Data entries
----------------

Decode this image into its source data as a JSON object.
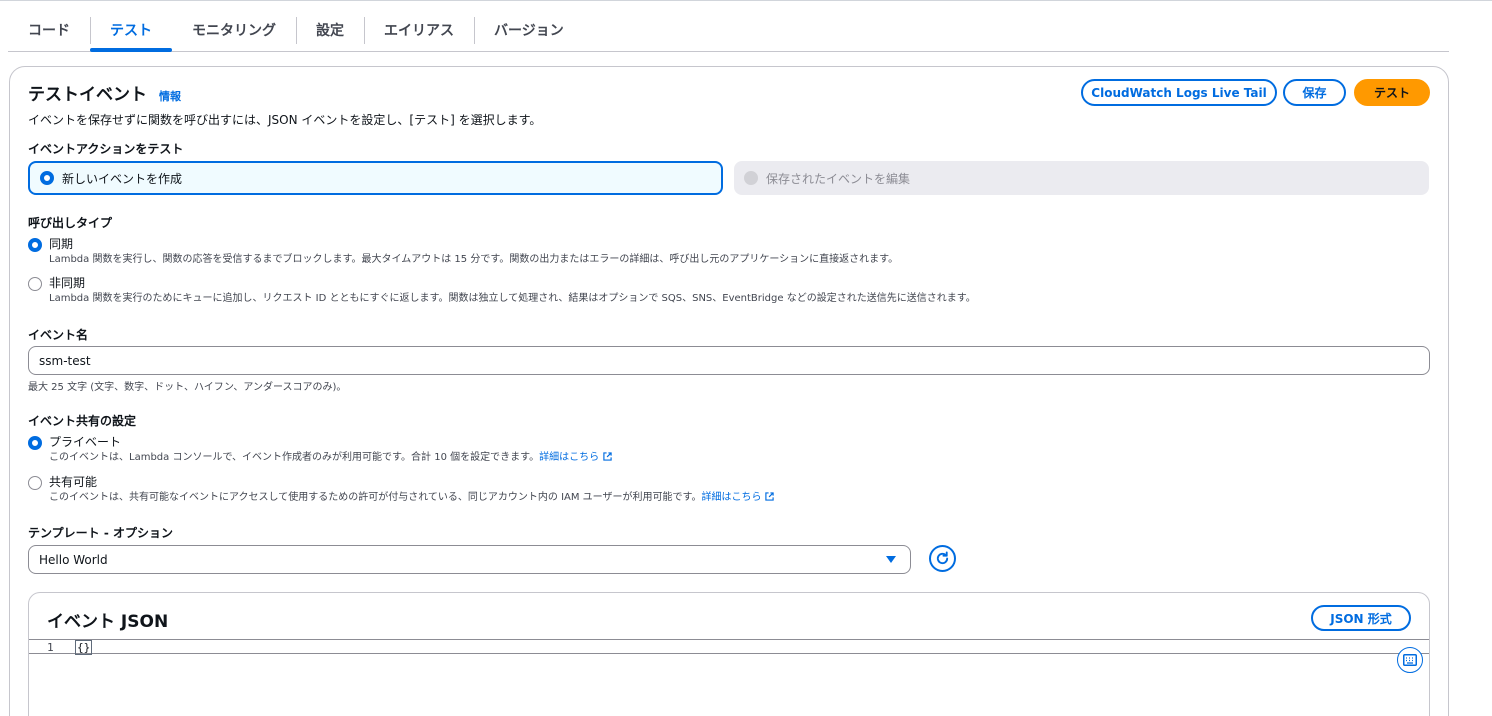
{
  "tabs": [
    {
      "label": "コード"
    },
    {
      "label": "テスト"
    },
    {
      "label": "モニタリング"
    },
    {
      "label": "設定"
    },
    {
      "label": "エイリアス"
    },
    {
      "label": "バージョン"
    }
  ],
  "header": {
    "title": "テストイベント",
    "info": "情報",
    "description": "イベントを保存せずに関数を呼び出すには、JSON イベントを設定し、[テスト] を選択します。",
    "buttons": {
      "live_tail": "CloudWatch Logs Live Tail",
      "save": "保存",
      "test": "テスト"
    }
  },
  "event_action": {
    "label": "イベントアクションをテスト",
    "options": [
      {
        "label": "新しいイベントを作成",
        "selected": true
      },
      {
        "label": "保存されたイベントを編集",
        "selected": false,
        "disabled": true
      }
    ]
  },
  "invocation_type": {
    "label": "呼び出しタイプ",
    "options": [
      {
        "label": "同期",
        "selected": true,
        "description": "Lambda 関数を実行し、関数の応答を受信するまでブロックします。最大タイムアウトは 15 分です。関数の出力またはエラーの詳細は、呼び出し元のアプリケーションに直接返されます。"
      },
      {
        "label": "非同期",
        "selected": false,
        "description": "Lambda 関数を実行のためにキューに追加し、リクエスト ID とともにすぐに返します。関数は独立して処理され、結果はオプションで SQS、SNS、EventBridge などの設定された送信先に送信されます。"
      }
    ]
  },
  "event_name": {
    "label": "イベント名",
    "value": "ssm-test",
    "hint": "最大 25 文字 (文字、数字、ドット、ハイフン、アンダースコアのみ)。"
  },
  "sharing": {
    "label": "イベント共有の設定",
    "options": [
      {
        "label": "プライベート",
        "selected": true,
        "description": "このイベントは、Lambda コンソールで、イベント作成者のみが利用可能です。合計 10 個を設定できます。",
        "link": "詳細はこちら"
      },
      {
        "label": "共有可能",
        "selected": false,
        "description": "このイベントは、共有可能なイベントにアクセスして使用するための許可が付与されている、同じアカウント内の IAM ユーザーが利用可能です。",
        "link": "詳細はこちら"
      }
    ]
  },
  "template": {
    "label": "テンプレート - オプション",
    "value": "Hello World"
  },
  "event_json": {
    "title": "イベント JSON",
    "format_button": "JSON 形式",
    "line_number": "1",
    "code": "{}"
  },
  "colors": {
    "accent": "#006ce0",
    "primary_button": "#ff9900"
  }
}
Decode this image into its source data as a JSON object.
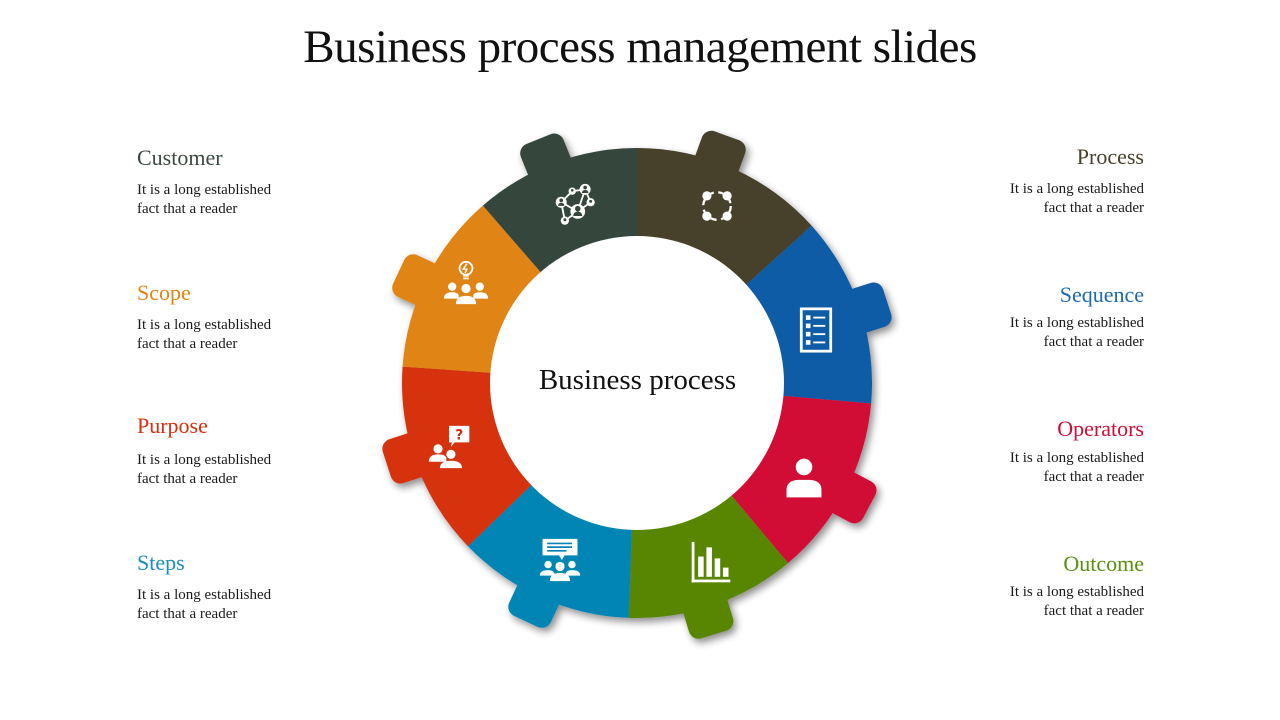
{
  "title": "Business process management slides",
  "center_label": "Business process",
  "segments": [
    {
      "key": "customer",
      "label": "Customer",
      "desc_line1": "It is a long established",
      "desc_line2": "fact that a reader",
      "color": "#34473D",
      "icon": "network-icon",
      "side": "left"
    },
    {
      "key": "process",
      "label": "Process",
      "desc_line1": "It is a long established",
      "desc_line2": "fact that a reader",
      "color": "#47402A",
      "icon": "cycle-icon",
      "side": "right"
    },
    {
      "key": "sequence",
      "label": "Sequence",
      "desc_line1": "It is a long established",
      "desc_line2": "fact that a reader",
      "color": "#0E5BA5",
      "icon": "checklist-icon",
      "side": "right"
    },
    {
      "key": "operators",
      "label": "Operators",
      "desc_line1": "It is a long established",
      "desc_line2": "fact that a reader",
      "color": "#D10D34",
      "icon": "person-icon",
      "side": "right"
    },
    {
      "key": "outcome",
      "label": "Outcome",
      "desc_line1": "It is a long established",
      "desc_line2": "fact that a reader",
      "color": "#588605",
      "icon": "bar-chart-icon",
      "side": "right"
    },
    {
      "key": "steps",
      "label": "Steps",
      "desc_line1": "It is a long established",
      "desc_line2": "fact that a reader",
      "color": "#0685B5",
      "icon": "team-discussion-icon",
      "side": "left"
    },
    {
      "key": "purpose",
      "label": "Purpose",
      "desc_line1": "It is a long established",
      "desc_line2": "fact that a reader",
      "color": "#D5300E",
      "icon": "team-question-icon",
      "side": "left"
    },
    {
      "key": "scope",
      "label": "Scope",
      "desc_line1": "It is a long established",
      "desc_line2": "fact that a reader",
      "color": "#E08414",
      "icon": "team-idea-icon",
      "side": "left"
    }
  ],
  "text_colors": {
    "customer": "#3B4A41",
    "process": "#47402A",
    "sequence": "#1F6AAE",
    "operators": "#D10D34",
    "outcome": "#5A8F12",
    "steps": "#1A8CBF",
    "purpose": "#D5300E",
    "scope": "#E08414"
  }
}
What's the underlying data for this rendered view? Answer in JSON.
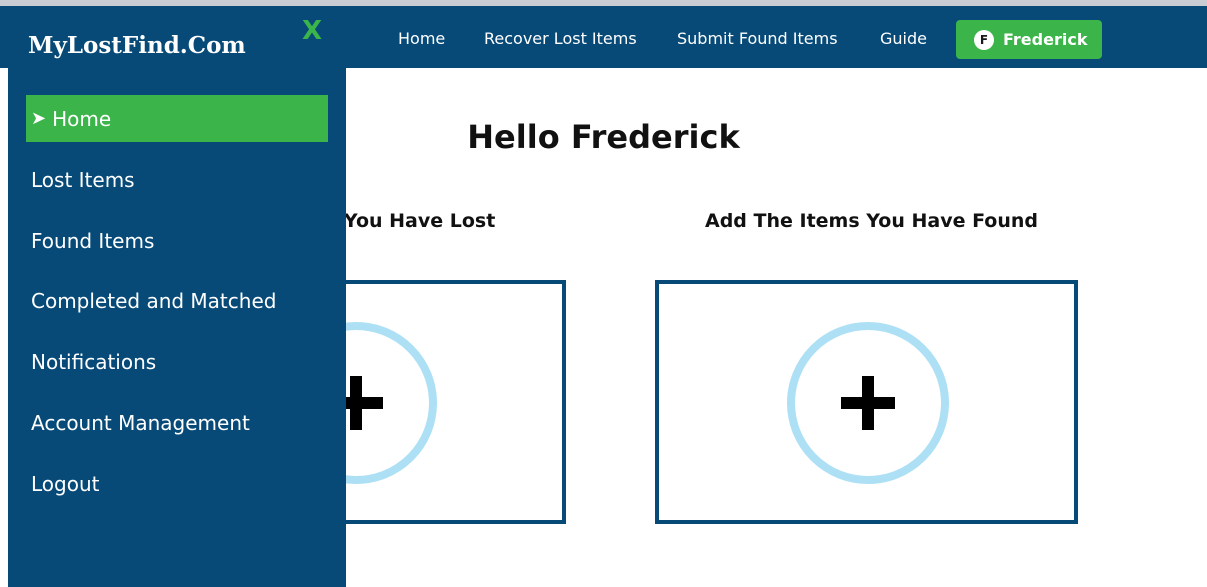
{
  "header": {
    "nav": [
      {
        "label": "Home"
      },
      {
        "label": "Recover Lost Items"
      },
      {
        "label": "Submit Found Items"
      },
      {
        "label": "Guide"
      }
    ],
    "user": {
      "initial": "F",
      "name": "Frederick"
    }
  },
  "sidebar": {
    "brand": "MyLostFind.Com",
    "close_label": "X",
    "active_marker": "➤",
    "items": [
      {
        "label": "Home",
        "active": true
      },
      {
        "label": "Lost Items"
      },
      {
        "label": "Found Items"
      },
      {
        "label": "Completed and Matched"
      },
      {
        "label": "Notifications"
      },
      {
        "label": "Account Management"
      },
      {
        "label": "Logout"
      }
    ]
  },
  "main": {
    "greeting": "Hello Frederick",
    "lost_label": "s You Have Lost",
    "found_label": "Add The Items You Have Found",
    "add_icon": "plus-icon"
  },
  "colors": {
    "brand_blue": "#074a78",
    "accent_green": "#3bb44a",
    "circle_light_blue": "#ade0f5"
  }
}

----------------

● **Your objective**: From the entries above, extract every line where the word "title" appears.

● **Response**:
    "title": "テストイベント",
    "title": "イベント JSON",
  "title": "Business process management slides",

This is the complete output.